This guest post is by Miranda Sajdak. Miranda is the co-founder of Script Chix, a company dedicated to providing screenwriting notes and informative events for entertainment professionals in Los Angeles. If you want to improve your screenwriting, you can check out their website, scriptchix.com. Also, make sure to check them out on Facebook and Twitter (@ScriptChix).

What Is a Logline? Defined simply, the logline is a single sentence (sometimes two) that answers the basic question “what is your story about?” In everyday life, you might encounter a logline most frequently in a TV guide or on your DVR. It seems simple, but the art of writing a compelling logline can elude even the most established writer.

Screenplay Photo by Matt-Richards (Creative Commons)

What’s the Difference Between a Logline and a Tagline?

At some point, you’ve probably heard a pitch similar to “It’s like Die Hard meets Bridesmaids!” There are times when film or television executives want to hear what other films your project resembles. But, be aware, these analogies are not loglines.

Keep in mind: a tagline is also not a logline. So, for instance, the classic “In space, no one can hear you scream,” from Alien, or even “One man’s struggle to take it easy,” from Ferris Bueller’s Day Off are not loglines.

Can analogies and taglines be useful? Sure! But, when you submit your work for notes or in a query letter, executives need something more informative about the plot. However, loglines should not spoil the entire plot of a show, film, or book.

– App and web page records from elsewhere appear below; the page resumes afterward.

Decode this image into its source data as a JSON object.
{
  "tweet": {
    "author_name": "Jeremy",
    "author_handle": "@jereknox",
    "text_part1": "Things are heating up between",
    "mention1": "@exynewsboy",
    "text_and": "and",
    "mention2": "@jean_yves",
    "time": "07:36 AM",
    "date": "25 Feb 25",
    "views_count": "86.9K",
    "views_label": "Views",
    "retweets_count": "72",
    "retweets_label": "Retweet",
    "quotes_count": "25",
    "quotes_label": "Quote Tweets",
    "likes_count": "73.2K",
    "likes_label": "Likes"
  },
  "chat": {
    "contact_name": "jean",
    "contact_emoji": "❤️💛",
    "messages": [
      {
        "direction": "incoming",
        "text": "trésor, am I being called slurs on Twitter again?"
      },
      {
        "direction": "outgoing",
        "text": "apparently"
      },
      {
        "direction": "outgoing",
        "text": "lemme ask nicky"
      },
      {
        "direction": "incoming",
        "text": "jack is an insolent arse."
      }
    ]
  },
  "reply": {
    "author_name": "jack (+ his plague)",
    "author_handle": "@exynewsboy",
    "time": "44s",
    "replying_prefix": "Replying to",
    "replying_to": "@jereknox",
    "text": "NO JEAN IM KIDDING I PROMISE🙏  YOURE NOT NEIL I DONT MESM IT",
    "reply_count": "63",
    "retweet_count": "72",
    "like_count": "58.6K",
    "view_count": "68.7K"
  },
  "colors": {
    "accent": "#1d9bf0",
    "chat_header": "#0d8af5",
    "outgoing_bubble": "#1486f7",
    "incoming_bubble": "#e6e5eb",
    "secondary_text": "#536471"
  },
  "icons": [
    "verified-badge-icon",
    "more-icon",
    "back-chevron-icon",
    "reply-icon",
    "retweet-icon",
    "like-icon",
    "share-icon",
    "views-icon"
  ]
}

No Spoilers, Please!

How many times have you read the description for a TV episode on your DVR and realized the plot’s been spoiled before it’s even aired? We recently watched an episode of Pretty Little Liars, and this was part of the logline: “Ashley is involved in a hit-and-run accident.”

A little bit of context: Ashley is the mother of one of the show’s leads. The hit and run incident ends up being a major plotline in the following episodes. It was meant to be a shock, but the shock was lost when the viewer read that logline. They should have left the detail out or worded it differently (i.e. “An encounter with the law leaves Ashley worried.”). This minor adjustment would allow the scene to have its impact and still get the message across.

Keep It Simple, Stupid!

Our friend Jennifer has the hardest time pitching a story. Whenever we ask about her latest script, she will talk for hours, explaining how — for instance — a mailman delivers a letter, which tells the secondary character that she didn’t get in to college, while the lead character is busy stuck in a jail cell in Tijuana.

Now, clearly, the lead’s storyline is more life-or-death, but Jennifer gets sidetracked with the details of the secondary characters, because she’s so rooted in the intricacies of the story. The minor details don’t matter; keep the focus on the main plot to write a strong logline.

The Nitty-Gritty

Final tips for creating an effective and intriguing logline:

  1. Start with your protagonist. Who or what leads the action of the story? In Star Wars, that’s obvious: Luke Skywalker. But what about an ensemble film like Pulp Fiction? IMDB has a great logline for Tarantino’s film: “The lives of two mob hit men, a boxer, a gangster’s wife, and a pair of diner bandits intertwine in four tales of violence and redemption.”
  2. With a logline, you really need to think about your verb. Steer clear of the infinitive “to be.” Look at the Lion King example above: tricked—flees—abandons. All verbs that get you thinking more about the how and the why within the main plot.
  3. Finally, that brings us to the basic “what happens” of the plot. What happens in Star Wars? “Luke Skywalker, a spirited farm boy, joins rebel forces to save Princess Leia from the evil Darth Vader, and the galaxy from the Empire’s planet-destroying Death Star.”

Simplified further: “A spirited farm boy joins rebel forces to save a princess from evil forces, and the galaxy from a planet-destroying starship.”

Here are some other great examples of loglines (credit: IMDB):

A troubled child summons the courage to help a friendly alien escape Earth and return to his home-world. (E.T.)

Following the Normandy Landings, a group of U.S. soldiers go behind enemy lines to retrieve a paratrooper whose brothers have been killed in action. (Saving Private Ryan)

Two women troubled with guy-problems swap homes in each other’s countries, where they each meet a local guy and fall in love. (The Holiday)

While loglines are primarily used in the film and television industries, creating one is a useful exercise for novelists or short story writers. Not only will preparing loglines strengthen your writing skills, but it can also help you discover the essence of your story, if you’re struggling to find it.

How about you? Do you find it helpful to use loglines in your writing?

PRACTICE

Now that we’ve explored the basic elements of a logline, take some time to write your own. Start by writing three loglines:

  1. One from your favorite movie
  2. One from a television show
  3. One from a novel or short story

Then, write a logline for whatever piece of writing you’re working on now (or your most recently finished, if you’re between projects)!

When you’re finished, post your four loglines below in the comments section. If you post, be sure to leave feedback for a few other logline experts!